Real World Science

Find out more

To make a booking with the Museum's Real World Science team or find out more, contact us on 020 7942 5555.

Real World Science is a network of museums across the UK that use their natural history collections to engage pupils and teachers with science.

The programme considers global issues on a local scale. It links collections and current scientific research with the science curriculums across England, Northern Ireland, Scotland and Wales, with a focus on children aged seven to 14.

Real World Science puts teachers and students in contact with experts, role models and scientists, both in person and online.

It aims to:

  • increase the number of students and teachers visiting museums with natural history collections
  • inspire further study in STEM (science, technology, engineering and maths) and build scientific literacy
  • support the professional development of museum educators nationally, raising standards of science learning in museums
  • support programming initiatives, increasing capacity and extending reach 

STEM Careers for All

Young people with special educational needs and disabilities are often left out of careers programmes. It means they can be unaware of the value and importance of STEM careers, and the pathways to pursuing them.

We have launched a new initiative to break down the barriers preventing these young people from considering STEM subjects and careers. This two-year programme at Leeds Museums and Galleries will develop a new approach to STEM work experience for young people with special educational needs and disabilities.

This programme has been generously supported by the Eranda Rothschild Foundation.

The Real World Science Leadership Initiative

The Real World Science Leadership Initiative, led by Great North Museum: Hancock, has developed a new model of teacher training.

This pilot, completed in June 2019, empowered 36 teachers to shape lessons around students' questions, in close partnership with their local natural history museums.

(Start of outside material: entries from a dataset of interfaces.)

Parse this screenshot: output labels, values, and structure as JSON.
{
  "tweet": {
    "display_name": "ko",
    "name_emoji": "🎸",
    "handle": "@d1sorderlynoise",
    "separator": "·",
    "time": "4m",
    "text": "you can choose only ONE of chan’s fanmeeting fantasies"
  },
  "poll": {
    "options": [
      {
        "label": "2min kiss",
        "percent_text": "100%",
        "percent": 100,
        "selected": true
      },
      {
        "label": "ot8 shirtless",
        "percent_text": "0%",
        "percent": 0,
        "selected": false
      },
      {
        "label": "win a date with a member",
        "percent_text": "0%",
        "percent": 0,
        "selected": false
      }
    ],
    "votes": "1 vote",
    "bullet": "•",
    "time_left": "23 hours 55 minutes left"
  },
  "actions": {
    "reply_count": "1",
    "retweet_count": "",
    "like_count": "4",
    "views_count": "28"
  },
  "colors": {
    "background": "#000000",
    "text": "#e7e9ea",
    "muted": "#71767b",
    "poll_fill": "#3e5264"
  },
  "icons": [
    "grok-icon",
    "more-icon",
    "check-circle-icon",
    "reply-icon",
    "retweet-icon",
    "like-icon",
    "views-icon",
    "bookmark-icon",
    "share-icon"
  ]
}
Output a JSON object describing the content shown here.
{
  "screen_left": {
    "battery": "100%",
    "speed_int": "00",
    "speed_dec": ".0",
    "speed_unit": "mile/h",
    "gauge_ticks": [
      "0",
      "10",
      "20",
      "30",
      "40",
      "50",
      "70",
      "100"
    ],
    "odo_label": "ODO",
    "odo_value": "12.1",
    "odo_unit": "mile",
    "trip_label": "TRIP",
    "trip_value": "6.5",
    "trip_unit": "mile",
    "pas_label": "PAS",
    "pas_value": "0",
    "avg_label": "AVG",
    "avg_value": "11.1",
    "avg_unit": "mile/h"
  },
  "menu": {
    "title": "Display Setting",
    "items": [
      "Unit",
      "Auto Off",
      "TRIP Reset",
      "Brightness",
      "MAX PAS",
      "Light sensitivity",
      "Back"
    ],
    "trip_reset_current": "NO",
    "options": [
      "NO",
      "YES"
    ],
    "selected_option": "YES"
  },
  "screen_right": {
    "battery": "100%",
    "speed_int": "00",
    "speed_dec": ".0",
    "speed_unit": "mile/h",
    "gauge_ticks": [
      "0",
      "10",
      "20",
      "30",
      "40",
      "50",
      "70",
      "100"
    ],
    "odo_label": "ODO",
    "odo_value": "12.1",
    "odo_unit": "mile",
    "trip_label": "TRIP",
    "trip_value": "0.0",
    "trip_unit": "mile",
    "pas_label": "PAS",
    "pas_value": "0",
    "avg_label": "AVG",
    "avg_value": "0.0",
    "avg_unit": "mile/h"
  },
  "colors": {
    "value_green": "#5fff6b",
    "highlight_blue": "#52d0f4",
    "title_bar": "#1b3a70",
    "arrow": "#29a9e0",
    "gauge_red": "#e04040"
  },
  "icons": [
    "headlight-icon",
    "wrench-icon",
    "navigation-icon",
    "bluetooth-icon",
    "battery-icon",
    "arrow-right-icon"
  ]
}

Teachers were trained in enquiry-based learning using objects, which enables children to explore scientific questioning behaviours and lead their own learning.

Teachers were also encouraged to trial the tools and techniques from the course with their students both in-class and through visits to natural history museums and other scientific sites, and reflect on how it improves the children's learning.

This two-year pilot was generously supported by The Foyle Foundation.